-- DATA FOR REVIEW follows --

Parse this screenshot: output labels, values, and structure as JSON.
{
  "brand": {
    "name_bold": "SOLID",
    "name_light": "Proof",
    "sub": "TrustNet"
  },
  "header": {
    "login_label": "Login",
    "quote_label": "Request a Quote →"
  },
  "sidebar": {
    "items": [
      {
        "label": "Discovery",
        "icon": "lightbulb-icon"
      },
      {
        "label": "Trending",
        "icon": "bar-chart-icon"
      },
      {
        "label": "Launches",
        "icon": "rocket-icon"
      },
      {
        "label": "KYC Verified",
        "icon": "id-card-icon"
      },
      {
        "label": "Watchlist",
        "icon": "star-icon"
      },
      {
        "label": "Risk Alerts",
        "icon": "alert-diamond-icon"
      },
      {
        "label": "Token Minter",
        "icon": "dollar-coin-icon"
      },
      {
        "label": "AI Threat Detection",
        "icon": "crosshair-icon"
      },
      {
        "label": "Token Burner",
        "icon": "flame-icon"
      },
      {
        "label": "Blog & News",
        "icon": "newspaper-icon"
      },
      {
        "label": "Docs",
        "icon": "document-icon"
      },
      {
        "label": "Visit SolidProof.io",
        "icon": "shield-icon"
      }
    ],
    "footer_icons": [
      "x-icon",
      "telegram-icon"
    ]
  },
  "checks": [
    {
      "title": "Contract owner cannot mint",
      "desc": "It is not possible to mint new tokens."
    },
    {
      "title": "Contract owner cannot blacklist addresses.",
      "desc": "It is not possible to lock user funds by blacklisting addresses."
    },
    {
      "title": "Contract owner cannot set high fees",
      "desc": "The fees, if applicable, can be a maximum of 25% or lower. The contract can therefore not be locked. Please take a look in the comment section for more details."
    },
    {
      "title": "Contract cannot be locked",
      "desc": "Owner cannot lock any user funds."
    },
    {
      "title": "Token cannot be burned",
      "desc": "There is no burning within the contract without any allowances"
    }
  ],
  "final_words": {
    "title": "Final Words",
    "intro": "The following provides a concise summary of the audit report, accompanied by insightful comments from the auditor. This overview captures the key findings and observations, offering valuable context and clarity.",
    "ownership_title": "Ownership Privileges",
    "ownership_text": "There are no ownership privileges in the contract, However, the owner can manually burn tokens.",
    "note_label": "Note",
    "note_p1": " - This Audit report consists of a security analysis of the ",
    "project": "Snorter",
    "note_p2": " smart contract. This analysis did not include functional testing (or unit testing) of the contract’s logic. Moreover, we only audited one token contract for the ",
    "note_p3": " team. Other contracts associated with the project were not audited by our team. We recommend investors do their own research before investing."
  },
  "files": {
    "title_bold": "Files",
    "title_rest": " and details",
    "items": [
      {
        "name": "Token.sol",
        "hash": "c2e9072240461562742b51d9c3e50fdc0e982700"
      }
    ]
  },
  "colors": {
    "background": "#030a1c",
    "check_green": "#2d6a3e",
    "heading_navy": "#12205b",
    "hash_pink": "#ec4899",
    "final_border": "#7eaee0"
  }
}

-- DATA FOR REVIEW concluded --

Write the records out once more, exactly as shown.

SOLUTION TO THIS TASK:
Parse this screenshot: output labels, values, and structure as JSON.
{
  "brand": {
    "name_bold": "SOLID",
    "name_light": "Proof",
    "sub": "TrustNet"
  },
  "header": {
    "login_label": "Login",
    "quote_label": "Request a Quote →"
  },
  "sidebar": {
    "items": [
      {
        "label": "Discovery",
        "icon": "lightbulb-icon"
      },
      {
        "label": "Trending",
        "icon": "bar-chart-icon"
      },
      {
        "label": "Launches",
        "icon": "rocket-icon"
      },
      {
        "label": "KYC Verified",
        "icon": "id-card-icon"
      },
      {
        "label": "Watchlist",
        "icon": "star-icon"
      },
      {
        "label": "Risk Alerts",
        "icon": "alert-diamond-icon"
      },
      {
        "label": "Token Minter",
        "icon": "dollar-coin-icon"
      },
      {
        "label": "AI Threat Detection",
        "icon": "crosshair-icon"
      },
      {
        "label": "Token Burner",
        "icon": "flame-icon"
      },
      {
        "label": "Blog & News",
        "icon": "newspaper-icon"
      },
      {
        "label": "Docs",
        "icon": "document-icon"
      },
      {
        "label": "Visit SolidProof.io",
        "icon": "shield-icon"
      }
    ],
    "footer_icons": [
      "x-icon",
      "telegram-icon"
    ]
  },
  "checks": [
    {
      "title": "Contract owner cannot mint",
      "desc": "It is not possible to mint new tokens."
    },
    {
      "title": "Contract owner cannot blacklist addresses.",
      "desc": "It is not possible to lock user funds by blacklisting addresses."
    },
    {
      "title": "Contract owner cannot set high fees",
      "desc": "The fees, if applicable, can be a maximum of 25% or lower. The contract can therefore not be locked. Please take a look in the comment section for more details."
    },
    {
      "title": "Contract cannot be locked",
      "desc": "Owner cannot lock any user funds."
    },
    {
      "title": "Token cannot be burned",
      "desc": "There is no burning within the contract without any allowances"
    }
  ],
  "final_words": {
    "title": "Final Words",
    "intro": "The following provides a concise summary of the audit report, accompanied by insightful comments from the auditor. This overview captures the key findings and observations, offering valuable context and clarity.",
    "ownership_title": "Ownership Privileges",
    "ownership_text": "There are no ownership privileges in the contract, However, the owner can manually burn tokens.",
    "note_label": "Note",
    "note_p1": " - This Audit report consists of a security analysis of the ",
    "project": "Snorter",
    "note_p2": " smart contract. This analysis did not include functional testing (or unit testing) of the contract’s logic. Moreover, we only audited one token contract for the ",
    "note_p3": " team. Other contracts associated with the project were not audited by our team. We recommend investors do their own research before investing."
  },
  "files": {
    "title_bold": "Files",
    "title_rest": " and details",
    "items": [
      {
        "name": "Token.sol",
        "hash": "c2e9072240461562742b51d9c3e50fdc0e982700"
      }
    ]
  },
  "colors": {
    "background": "#030a1c",
    "check_green": "#2d6a3e",
    "heading_navy": "#12205b",
    "hash_pink": "#ec4899",
    "final_border": "#7eaee0"
  }
}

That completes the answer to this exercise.